Provided information:
+ + + + +
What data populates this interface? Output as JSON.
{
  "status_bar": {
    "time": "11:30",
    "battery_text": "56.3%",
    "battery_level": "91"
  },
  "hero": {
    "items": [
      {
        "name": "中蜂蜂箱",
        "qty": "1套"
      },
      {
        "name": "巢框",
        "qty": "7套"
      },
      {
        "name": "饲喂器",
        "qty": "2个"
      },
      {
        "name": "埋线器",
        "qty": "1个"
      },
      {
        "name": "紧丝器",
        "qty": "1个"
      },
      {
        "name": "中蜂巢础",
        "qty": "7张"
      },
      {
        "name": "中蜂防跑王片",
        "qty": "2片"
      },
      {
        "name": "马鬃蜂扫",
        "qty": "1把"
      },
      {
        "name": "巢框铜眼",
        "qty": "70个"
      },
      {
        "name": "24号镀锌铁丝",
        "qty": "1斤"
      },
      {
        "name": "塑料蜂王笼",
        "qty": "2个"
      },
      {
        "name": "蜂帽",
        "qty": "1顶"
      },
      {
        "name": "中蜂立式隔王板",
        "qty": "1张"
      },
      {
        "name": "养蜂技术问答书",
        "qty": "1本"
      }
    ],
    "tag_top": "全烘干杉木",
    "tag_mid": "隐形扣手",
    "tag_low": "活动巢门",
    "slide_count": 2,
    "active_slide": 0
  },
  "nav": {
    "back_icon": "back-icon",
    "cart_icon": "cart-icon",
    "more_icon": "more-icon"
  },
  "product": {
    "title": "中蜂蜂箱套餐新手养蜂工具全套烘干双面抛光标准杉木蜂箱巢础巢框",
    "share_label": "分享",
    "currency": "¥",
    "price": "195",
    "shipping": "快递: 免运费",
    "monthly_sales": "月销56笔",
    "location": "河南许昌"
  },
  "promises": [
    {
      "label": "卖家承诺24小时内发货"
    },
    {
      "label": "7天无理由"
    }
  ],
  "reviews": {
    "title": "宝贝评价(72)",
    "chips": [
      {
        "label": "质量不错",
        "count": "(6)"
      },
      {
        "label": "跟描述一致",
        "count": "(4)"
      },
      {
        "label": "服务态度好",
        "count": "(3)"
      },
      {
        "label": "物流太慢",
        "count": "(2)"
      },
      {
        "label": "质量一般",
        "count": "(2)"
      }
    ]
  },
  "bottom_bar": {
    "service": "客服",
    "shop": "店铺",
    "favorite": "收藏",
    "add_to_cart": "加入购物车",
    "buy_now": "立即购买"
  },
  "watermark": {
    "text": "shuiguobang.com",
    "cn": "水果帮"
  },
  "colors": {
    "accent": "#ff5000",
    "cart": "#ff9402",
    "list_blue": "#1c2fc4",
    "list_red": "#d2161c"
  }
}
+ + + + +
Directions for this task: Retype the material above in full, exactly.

Response:
What data populates this interface? Output as JSON.
{
  "status_bar": {
    "time": "11:30",
    "battery_text": "56.3%",
    "battery_level": "91"
  },
  "hero": {
    "items": [
      {
        "name": "中蜂蜂箱",
        "qty": "1套"
      },
      {
        "name": "巢框",
        "qty": "7套"
      },
      {
        "name": "饲喂器",
        "qty": "2个"
      },
      {
        "name": "埋线器",
        "qty": "1个"
      },
      {
        "name": "紧丝器",
        "qty": "1个"
      },
      {
        "name": "中蜂巢础",
        "qty": "7张"
      },
      {
        "name": "中蜂防跑王片",
        "qty": "2片"
      },
      {
        "name": "马鬃蜂扫",
        "qty": "1把"
      },
      {
        "name": "巢框铜眼",
        "qty": "70个"
      },
      {
        "name": "24号镀锌铁丝",
        "qty": "1斤"
      },
      {
        "name": "塑料蜂王笼",
        "qty": "2个"
      },
      {
        "name": "蜂帽",
        "qty": "1顶"
      },
      {
        "name": "中蜂立式隔王板",
        "qty": "1张"
      },
      {
        "name": "养蜂技术问答书",
        "qty": "1本"
      }
    ],
    "tag_top": "全烘干杉木",
    "tag_mid": "隐形扣手",
    "tag_low": "活动巢门",
    "slide_count": 2,
    "active_slide": 0
  },
  "nav": {
    "back_icon": "back-icon",
    "cart_icon": "cart-icon",
    "more_icon": "more-icon"
  },
  "product": {
    "title": "中蜂蜂箱套餐新手养蜂工具全套烘干双面抛光标准杉木蜂箱巢础巢框",
    "share_label": "分享",
    "currency": "¥",
    "price": "195",
    "shipping": "快递: 免运费",
    "monthly_sales": "月销56笔",
    "location": "河南许昌"
  },
  "promises": [
    {
      "label": "卖家承诺24小时内发货"
    },
    {
      "label": "7天无理由"
    }
  ],
  "reviews": {
    "title": "宝贝评价(72)",
    "chips": [
      {
        "label": "质量不错",
        "count": "(6)"
      },
      {
        "label": "跟描述一致",
        "count": "(4)"
      },
      {
        "label": "服务态度好",
        "count": "(3)"
      },
      {
        "label": "物流太慢",
        "count": "(2)"
      },
      {
        "label": "质量一般",
        "count": "(2)"
      }
    ]
  },
  "bottom_bar": {
    "service": "客服",
    "shop": "店铺",
    "favorite": "收藏",
    "add_to_cart": "加入购物车",
    "buy_now": "立即购买"
  },
  "watermark": {
    "text": "shuiguobang.com",
    "cn": "水果帮"
  },
  "colors": {
    "accent": "#ff5000",
    "cart": "#ff9402",
    "list_blue": "#1c2fc4",
    "list_red": "#d2161c"
  }
}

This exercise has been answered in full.